Many of the poems in this issue seem to coalesce around themes of darkness and light. In what ratio of shade or illumination do your poems thrive? Does a dark poem need light, and vice versa?

Sawyer:
I think it all boils down to the reader. You have to remember that, depending upon your audience, the people reading your work will already have their own experiences and beliefs, for the most part, set in stone. So when you’re talking about something as ambiguous as poetry, a writer’s emotional intent becomes, for me, an after-thought to the loose construction of language and imagery. Most times, poets aren’t allowed a tight narrative like fiction that guides you to an emotional grounding. In poetry, the reader is thrown into an intense, uncertain emotional experience, so it’s only natural that during the brief time you’re reading a poem, where it stemmed from—light or dark—can just become white noise. And as a writer myself, that’s completely OK. In fact, that’s what I love about poetry. Its ambiguity. The message becomes the reader’s interpretation.

I will say, from my own experiences writing the two versions of “Milk,” both follow the same story up until somewhere in the middle. Both follow the tragedy of losing a son, but they don’t share the same outcome as to whether or not the couple will stay together through their loss. I was intrigued by how a couple could deal with what happened and lead a relatively normal relationship and how another couple could deal with the same experience and be totally crushed by it. Therein lies the light and dark. They occur in the possibility of their relationship being mended. I leave it to the reader’s interpretation. But to say that a poem exists solely in darkness or light seems too easy of an answer to a complex question. I think a piece of writing is best played in both spaces. For example, what’s so tragic about the couple losing a son is that they seemed so eager to have one—to raise it and nurture it, to watch it grow—because it came from a source of light and love, not from un-want or a misplaced sense of necessity. That is the darkness. The light, like I said, lies in the possibility of powering through that trauma. But it’s always up to the reader. In the end, it’s always up to their mentality.

Transom:
Your “Milk” poems utilize metaphors of souring to describe an intimate grief: the loss of a child. We’re interested in the ways that sourness is private (an acrid taste in the mouth) and shared (the emergence of acrimony in a relationship). To what extent are these poems intended to be audible addresses to the “you,” as opposed to interior monologues?

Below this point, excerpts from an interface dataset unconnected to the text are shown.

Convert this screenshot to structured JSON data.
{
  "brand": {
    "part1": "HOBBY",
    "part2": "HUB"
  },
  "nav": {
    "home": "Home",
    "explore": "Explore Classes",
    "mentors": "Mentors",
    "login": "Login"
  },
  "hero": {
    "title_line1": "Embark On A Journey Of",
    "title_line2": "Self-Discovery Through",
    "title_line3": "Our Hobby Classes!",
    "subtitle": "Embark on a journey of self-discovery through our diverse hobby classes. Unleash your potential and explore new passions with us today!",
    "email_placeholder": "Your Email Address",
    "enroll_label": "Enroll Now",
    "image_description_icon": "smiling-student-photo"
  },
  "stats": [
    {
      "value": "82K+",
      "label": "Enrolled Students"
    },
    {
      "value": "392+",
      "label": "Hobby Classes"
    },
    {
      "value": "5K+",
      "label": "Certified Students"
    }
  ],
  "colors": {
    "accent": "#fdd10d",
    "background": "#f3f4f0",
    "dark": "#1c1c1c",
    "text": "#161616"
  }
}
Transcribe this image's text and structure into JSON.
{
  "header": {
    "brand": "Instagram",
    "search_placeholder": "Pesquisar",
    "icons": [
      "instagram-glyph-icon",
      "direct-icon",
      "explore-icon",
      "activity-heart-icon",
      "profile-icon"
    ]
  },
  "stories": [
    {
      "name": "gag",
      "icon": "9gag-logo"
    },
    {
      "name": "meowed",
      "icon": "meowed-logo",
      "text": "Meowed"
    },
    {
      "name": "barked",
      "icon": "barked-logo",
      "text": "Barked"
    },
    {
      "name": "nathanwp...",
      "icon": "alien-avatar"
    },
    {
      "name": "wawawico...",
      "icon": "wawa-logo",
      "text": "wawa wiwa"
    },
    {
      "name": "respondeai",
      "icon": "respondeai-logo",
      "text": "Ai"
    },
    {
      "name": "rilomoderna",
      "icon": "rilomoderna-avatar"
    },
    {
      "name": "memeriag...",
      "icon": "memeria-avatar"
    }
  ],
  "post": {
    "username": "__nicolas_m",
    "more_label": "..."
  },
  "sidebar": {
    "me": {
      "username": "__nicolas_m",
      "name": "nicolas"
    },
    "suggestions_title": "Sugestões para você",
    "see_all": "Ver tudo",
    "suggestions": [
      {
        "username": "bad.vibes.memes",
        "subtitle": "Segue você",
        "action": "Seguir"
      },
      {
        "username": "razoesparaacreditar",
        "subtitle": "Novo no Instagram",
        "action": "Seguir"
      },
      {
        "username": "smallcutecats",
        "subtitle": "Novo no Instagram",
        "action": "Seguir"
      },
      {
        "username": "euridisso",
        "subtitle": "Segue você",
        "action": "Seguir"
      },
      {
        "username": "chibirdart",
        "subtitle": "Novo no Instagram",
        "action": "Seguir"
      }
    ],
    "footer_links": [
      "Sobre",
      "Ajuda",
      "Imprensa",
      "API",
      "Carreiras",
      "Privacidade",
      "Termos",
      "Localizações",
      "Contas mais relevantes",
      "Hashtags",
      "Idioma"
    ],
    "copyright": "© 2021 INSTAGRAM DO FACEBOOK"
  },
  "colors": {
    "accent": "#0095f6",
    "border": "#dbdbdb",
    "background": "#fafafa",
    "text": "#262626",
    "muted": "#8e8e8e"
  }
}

Sawyer:
This one’s an easier question to answer! Both are intended to be interior monologues. However, both are different. In the first version, it feels like the event of their son’s death happened a while ago, while the second version is much more in the present. They’re also different in the actions of the father. In the first version, the monologue takes place from an observial standpoint. The father seems distant, observing the mother’s grief, but too crippled by his own loss to do anything about it except to know it. The other is much more involved. In the second, he still feels overwhelmed with loss, but his action of kissing the tear trailing down his wife’s cheek makes the experience much more shared and hopeful. Also, in the last line of each poem I use the word “sour,” but in the first version I use it in the past tense because he’s cemented in his grief. While in the second I use it in the present when it’s still fresh and able to be mended. So I think the first is more of an interior monologue (almost a memory), where the second is more close to the moment and to them as a couple, making it an interior monologue that interacts strongly/more physically with the “you” making it almost an address.